▶ _EXERCISE PROMPT_:
The word "notch" may appear in some of the lines below. State how many lines contain it, and write only that number.
-- DATASET ENTRIES follows --
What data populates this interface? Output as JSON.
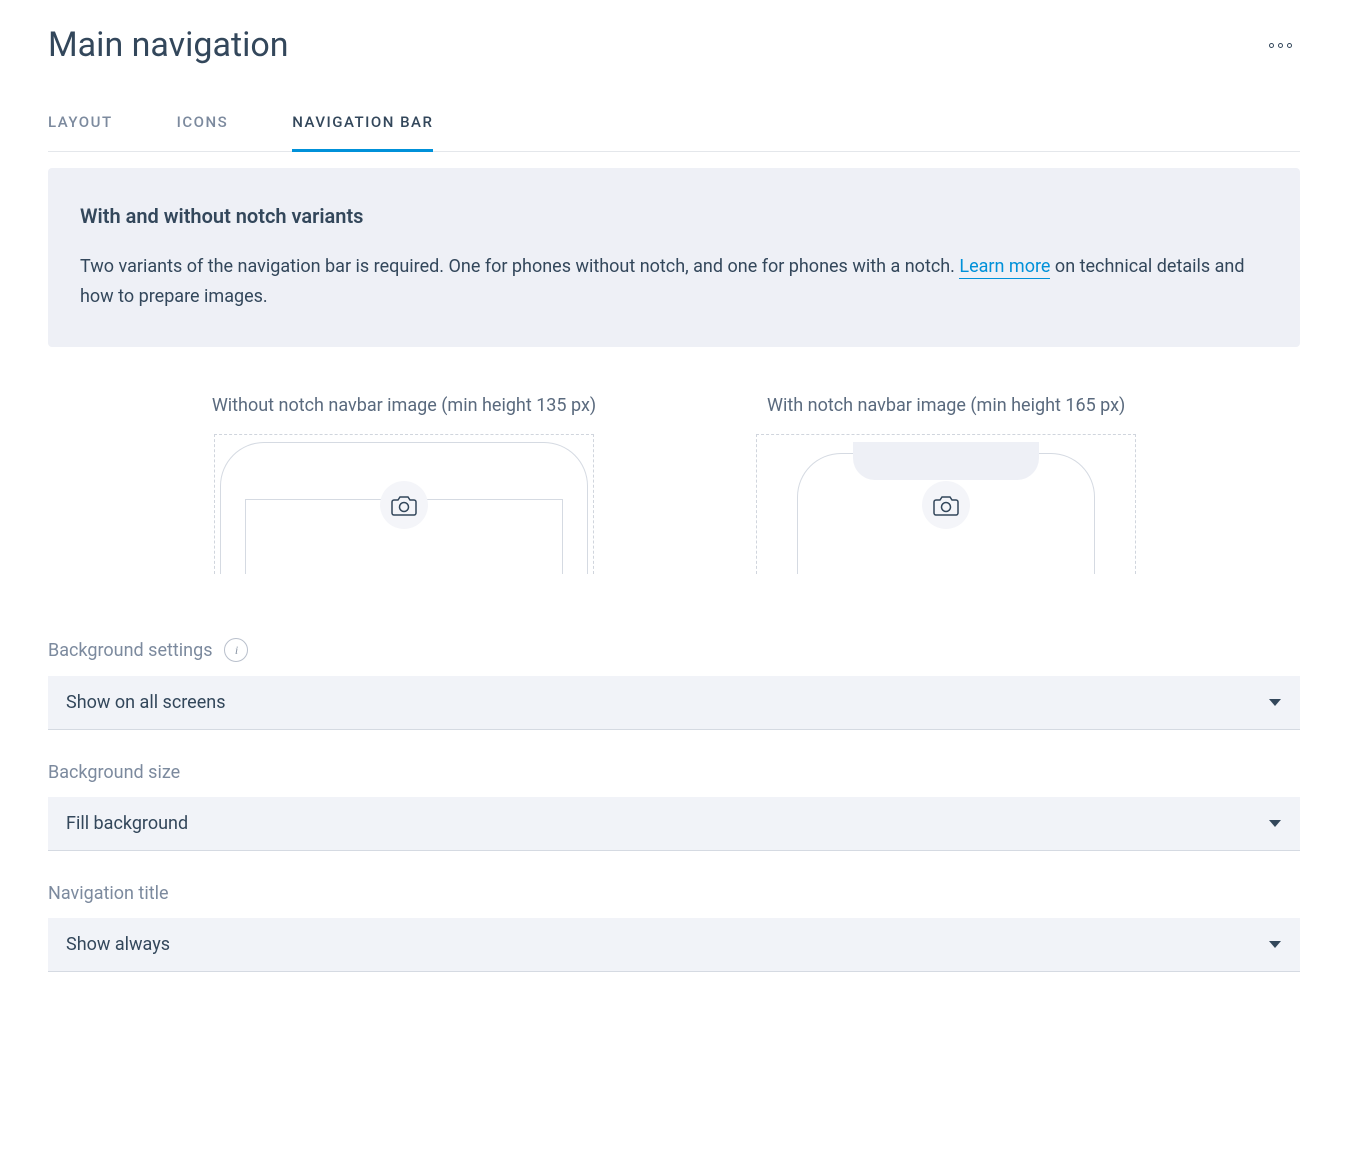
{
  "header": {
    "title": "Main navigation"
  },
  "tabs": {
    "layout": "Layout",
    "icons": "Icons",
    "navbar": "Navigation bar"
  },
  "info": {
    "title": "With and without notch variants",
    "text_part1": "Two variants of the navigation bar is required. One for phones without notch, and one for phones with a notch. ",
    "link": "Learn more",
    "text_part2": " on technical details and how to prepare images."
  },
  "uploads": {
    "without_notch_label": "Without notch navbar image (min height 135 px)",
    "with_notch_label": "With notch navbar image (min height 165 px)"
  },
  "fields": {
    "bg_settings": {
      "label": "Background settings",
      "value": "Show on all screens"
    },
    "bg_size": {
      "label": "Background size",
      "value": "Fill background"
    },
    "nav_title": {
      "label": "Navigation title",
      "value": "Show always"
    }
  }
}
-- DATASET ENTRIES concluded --
▶ _FINISHED TASK_:
4